On this, Frost very much has a point.
Including the one from 2017, Alabama has now claimed 17 national championships in football. The NCAA, however, only recognizes 15. The two not recognized by the NCAA but claimed by the school? 1934 and 1941, which The Association recognizes as being owned by Minnesota; even the Associated Press tapped the Gophers as the latter season’s lone champion. ‘Bama, meanwhile, used something called the Houlgate System for its 1941 title claim.
Even a couple of Alabama’s titles recognized by the NCAA are somewhat in dispute.
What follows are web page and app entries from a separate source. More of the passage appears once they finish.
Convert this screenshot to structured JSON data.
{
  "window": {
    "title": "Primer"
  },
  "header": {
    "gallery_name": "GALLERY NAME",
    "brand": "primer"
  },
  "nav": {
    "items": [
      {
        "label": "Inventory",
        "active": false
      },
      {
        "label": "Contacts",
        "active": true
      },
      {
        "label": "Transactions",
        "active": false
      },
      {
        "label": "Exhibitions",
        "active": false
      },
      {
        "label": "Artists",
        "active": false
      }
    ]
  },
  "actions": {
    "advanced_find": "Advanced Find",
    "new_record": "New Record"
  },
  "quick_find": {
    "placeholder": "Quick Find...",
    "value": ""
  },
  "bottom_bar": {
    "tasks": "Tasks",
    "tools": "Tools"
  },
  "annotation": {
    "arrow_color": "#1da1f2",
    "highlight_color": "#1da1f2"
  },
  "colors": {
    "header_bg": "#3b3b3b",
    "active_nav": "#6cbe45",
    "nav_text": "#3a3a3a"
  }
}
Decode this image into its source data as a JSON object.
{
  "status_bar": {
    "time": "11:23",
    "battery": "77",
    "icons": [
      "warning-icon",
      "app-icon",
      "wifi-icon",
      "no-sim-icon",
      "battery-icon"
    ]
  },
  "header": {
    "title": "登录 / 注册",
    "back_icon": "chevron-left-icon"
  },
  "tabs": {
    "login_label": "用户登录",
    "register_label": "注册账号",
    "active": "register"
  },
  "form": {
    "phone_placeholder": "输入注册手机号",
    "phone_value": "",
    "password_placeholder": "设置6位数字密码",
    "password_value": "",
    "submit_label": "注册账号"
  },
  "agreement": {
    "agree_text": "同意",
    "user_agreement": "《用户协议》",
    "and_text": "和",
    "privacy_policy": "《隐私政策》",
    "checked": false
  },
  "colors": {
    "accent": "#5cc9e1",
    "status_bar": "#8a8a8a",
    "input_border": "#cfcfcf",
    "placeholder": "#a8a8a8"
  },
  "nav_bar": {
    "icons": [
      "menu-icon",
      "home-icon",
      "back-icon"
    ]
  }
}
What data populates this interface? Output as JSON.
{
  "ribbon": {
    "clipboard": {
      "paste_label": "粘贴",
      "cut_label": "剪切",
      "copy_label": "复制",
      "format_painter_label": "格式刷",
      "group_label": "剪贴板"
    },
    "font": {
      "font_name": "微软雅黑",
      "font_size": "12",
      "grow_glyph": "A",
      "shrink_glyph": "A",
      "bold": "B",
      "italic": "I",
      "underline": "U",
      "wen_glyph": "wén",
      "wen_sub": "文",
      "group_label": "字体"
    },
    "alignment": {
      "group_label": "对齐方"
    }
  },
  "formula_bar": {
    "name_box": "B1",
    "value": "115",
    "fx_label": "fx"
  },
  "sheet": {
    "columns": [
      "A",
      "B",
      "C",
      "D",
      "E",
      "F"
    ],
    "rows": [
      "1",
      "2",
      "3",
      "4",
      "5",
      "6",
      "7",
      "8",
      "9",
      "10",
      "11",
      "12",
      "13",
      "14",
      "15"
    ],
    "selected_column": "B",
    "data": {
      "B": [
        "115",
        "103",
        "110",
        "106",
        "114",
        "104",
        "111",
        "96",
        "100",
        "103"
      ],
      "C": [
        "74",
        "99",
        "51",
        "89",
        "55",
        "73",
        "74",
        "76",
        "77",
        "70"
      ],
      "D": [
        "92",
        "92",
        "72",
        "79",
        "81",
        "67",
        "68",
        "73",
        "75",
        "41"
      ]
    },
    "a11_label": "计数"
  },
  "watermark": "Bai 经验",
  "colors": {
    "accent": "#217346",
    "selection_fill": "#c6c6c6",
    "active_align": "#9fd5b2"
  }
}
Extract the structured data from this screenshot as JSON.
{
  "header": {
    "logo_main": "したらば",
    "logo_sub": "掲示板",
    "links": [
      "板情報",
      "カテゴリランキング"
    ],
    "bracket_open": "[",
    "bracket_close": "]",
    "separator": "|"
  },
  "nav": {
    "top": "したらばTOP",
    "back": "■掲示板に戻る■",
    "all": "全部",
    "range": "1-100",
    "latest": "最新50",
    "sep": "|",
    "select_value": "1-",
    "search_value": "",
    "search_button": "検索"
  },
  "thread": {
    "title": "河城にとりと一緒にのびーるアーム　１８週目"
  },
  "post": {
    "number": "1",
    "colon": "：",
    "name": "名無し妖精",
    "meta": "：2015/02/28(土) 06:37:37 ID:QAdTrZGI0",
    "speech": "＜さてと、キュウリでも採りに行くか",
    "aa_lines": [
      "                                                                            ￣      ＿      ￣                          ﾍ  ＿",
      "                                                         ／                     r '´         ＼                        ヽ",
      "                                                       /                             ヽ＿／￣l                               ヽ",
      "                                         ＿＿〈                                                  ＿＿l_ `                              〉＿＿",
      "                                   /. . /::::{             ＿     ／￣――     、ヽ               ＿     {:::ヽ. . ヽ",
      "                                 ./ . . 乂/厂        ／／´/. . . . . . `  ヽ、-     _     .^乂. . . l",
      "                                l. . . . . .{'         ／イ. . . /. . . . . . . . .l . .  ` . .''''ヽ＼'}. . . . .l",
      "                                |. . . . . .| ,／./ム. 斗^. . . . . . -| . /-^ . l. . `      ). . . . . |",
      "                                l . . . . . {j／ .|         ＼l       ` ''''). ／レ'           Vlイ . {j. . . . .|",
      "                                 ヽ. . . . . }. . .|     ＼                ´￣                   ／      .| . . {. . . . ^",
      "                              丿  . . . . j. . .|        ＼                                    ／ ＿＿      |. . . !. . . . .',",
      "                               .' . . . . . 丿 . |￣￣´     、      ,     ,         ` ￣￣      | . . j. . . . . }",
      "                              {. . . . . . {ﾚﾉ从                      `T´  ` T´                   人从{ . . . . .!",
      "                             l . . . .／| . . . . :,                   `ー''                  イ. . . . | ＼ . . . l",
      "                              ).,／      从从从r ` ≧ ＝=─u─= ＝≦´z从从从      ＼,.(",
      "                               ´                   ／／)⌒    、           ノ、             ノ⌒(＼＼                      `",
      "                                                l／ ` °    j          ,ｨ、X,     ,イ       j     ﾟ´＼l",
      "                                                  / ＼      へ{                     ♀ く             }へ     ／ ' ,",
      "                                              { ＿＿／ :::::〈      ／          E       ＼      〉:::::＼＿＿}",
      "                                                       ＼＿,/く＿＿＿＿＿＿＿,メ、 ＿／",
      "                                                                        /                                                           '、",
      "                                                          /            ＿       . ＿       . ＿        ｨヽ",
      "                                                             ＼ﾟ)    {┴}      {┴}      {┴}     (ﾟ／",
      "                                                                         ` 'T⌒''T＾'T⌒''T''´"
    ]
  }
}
The AP and United Press International awarded Alabama the 1964 championship after the regular season, only to see UA go out and lose to Texas in the Rose Bowl to finish 10-1. Arkansas, which beat Texas, won its bowl game to finish that season at 11-0; the NCAA recognizes the Razorbacks and Crimson Tide as shared national champs.
The 1973 title is likely the most infamous claim as Notre Dame beat Alabama in the Sugar Bowl, yet the Crimson Tide is still recognized as co-champions along with the Fighting Irish by the NCAA. The UPI was the only major media outlet to vote ‘Bama No. 1, although, again, their voting took place prior to the bowl game being played. The Golden Domers, meanwhile, were the top-ranked team according to the AP — they had the Crimson Tide fourth in their final poll — Football Writers Association of America and National Football Foundation.
That 1973 season was also the year that Michigan, Ohio State and Oklahoma all finished 10-0-1. Oklahoma’s tie came against USC, ranked No. 1 at the time before finishing the year No. 8 at 9-2-1, in their second game of the year, while Michigan and Ohio State played to their iconic 10-10 tie to close out the regular season.
Again, 100 days folks. 100 days.